RECORDS TO USE section start

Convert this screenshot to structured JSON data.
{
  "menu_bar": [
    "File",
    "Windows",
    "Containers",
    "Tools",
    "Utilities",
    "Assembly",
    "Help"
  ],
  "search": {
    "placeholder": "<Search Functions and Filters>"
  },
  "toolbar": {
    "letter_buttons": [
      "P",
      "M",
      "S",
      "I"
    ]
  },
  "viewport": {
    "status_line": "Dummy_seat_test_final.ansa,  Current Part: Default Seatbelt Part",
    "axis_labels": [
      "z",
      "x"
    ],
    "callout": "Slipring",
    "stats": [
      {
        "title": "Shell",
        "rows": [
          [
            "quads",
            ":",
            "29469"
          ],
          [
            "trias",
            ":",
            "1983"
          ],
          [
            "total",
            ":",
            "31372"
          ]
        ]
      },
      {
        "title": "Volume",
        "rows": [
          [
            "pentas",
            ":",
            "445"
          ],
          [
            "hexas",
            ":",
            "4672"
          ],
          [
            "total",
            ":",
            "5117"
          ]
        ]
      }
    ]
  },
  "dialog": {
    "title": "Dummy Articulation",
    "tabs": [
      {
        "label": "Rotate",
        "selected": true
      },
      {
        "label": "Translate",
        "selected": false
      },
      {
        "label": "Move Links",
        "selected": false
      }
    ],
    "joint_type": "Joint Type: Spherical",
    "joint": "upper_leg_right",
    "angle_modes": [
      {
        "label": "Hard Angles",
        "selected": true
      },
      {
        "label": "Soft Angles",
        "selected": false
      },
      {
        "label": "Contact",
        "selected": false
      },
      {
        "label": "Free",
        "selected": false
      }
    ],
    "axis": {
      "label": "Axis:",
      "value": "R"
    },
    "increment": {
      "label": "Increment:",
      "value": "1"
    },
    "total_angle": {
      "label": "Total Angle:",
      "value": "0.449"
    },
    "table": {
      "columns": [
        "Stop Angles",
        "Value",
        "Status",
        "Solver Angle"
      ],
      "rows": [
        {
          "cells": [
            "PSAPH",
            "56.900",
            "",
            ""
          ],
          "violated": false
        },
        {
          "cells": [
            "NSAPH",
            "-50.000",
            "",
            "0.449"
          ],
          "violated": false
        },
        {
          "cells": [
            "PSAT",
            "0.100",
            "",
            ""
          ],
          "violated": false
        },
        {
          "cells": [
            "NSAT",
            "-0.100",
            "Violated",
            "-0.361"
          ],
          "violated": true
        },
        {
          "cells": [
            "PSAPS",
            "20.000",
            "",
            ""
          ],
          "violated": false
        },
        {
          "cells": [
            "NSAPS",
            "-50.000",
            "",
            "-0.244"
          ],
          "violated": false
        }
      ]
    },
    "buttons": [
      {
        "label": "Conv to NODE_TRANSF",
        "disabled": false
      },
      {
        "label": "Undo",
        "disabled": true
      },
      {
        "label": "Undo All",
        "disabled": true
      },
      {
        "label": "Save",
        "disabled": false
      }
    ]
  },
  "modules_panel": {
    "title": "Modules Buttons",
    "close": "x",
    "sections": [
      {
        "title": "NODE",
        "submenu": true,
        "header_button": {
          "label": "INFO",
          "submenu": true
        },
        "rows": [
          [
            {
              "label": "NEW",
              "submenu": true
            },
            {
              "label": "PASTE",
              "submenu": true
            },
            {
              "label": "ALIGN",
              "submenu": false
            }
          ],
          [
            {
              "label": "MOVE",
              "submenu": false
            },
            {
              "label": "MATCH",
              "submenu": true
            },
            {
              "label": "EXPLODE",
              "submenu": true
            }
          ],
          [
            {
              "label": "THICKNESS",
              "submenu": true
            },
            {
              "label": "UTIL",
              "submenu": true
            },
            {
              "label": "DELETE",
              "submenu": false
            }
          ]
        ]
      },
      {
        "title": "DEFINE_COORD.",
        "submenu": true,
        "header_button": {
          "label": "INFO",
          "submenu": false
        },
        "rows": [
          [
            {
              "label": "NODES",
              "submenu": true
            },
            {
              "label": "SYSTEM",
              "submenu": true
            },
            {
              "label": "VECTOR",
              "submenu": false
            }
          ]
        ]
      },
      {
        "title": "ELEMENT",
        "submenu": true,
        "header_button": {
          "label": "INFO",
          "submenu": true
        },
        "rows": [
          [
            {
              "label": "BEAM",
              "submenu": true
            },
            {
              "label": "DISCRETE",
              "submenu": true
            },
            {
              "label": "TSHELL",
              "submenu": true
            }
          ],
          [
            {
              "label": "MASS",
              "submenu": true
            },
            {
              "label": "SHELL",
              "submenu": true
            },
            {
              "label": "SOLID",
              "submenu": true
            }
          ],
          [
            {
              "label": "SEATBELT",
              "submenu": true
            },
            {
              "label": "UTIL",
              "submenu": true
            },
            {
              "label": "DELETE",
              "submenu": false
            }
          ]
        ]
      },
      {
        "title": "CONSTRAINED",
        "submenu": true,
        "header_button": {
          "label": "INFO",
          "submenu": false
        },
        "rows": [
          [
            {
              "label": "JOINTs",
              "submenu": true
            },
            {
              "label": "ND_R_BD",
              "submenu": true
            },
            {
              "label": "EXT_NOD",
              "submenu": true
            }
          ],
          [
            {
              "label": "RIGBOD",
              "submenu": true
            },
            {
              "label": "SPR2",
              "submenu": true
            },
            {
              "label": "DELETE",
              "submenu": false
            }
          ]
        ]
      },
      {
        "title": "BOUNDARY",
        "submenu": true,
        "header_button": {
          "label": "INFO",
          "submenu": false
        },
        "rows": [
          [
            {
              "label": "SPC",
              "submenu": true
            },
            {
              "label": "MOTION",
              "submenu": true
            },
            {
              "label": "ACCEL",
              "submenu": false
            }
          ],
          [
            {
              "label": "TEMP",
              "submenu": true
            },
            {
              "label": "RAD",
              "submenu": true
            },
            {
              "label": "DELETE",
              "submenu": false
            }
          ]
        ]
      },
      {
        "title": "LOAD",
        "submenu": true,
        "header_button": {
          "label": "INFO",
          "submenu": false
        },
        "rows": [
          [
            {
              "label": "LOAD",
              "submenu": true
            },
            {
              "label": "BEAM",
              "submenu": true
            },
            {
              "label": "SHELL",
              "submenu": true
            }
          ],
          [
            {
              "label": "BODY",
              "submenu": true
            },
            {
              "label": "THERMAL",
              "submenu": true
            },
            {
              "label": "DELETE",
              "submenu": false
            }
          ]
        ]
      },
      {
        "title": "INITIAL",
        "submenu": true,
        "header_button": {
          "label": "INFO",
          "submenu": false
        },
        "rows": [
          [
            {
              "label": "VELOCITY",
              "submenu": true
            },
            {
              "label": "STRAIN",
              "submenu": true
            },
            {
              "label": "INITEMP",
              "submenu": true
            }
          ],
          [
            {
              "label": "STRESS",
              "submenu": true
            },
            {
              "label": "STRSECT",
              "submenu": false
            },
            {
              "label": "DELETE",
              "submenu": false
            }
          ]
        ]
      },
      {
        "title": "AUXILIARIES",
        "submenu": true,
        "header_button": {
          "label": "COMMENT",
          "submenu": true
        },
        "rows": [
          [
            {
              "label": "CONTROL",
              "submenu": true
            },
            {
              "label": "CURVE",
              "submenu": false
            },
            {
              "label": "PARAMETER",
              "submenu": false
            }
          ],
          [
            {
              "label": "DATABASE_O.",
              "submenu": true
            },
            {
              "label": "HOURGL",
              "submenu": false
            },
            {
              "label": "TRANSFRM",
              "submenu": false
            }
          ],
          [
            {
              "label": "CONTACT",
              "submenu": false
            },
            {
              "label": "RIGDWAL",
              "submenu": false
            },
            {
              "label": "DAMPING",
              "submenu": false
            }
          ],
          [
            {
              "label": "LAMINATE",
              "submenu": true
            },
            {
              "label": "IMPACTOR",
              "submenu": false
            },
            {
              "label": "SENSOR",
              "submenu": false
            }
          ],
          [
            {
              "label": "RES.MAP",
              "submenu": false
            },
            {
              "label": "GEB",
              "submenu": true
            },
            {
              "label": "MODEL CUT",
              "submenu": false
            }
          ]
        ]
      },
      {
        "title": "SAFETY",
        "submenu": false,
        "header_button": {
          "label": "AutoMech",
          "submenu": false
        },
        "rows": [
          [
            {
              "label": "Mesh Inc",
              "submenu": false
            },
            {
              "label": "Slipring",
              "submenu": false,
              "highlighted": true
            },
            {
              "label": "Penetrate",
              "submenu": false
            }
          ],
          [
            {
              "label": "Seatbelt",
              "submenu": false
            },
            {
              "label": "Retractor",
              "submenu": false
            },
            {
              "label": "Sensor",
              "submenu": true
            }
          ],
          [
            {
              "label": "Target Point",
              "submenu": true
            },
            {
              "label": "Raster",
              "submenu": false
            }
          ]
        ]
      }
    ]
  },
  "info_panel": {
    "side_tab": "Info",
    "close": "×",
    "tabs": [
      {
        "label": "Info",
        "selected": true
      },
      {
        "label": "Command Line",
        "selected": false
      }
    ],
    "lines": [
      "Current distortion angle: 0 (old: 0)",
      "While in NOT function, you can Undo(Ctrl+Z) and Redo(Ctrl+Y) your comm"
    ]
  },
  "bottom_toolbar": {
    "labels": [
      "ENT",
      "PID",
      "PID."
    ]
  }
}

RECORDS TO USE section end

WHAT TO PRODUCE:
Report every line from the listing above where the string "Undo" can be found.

RESULT:
        "label": "Undo",
        "label": "Undo All",
      "While in NOT function, you can Undo(Ctrl+Z) and Redo(Ctrl+Y) your comm"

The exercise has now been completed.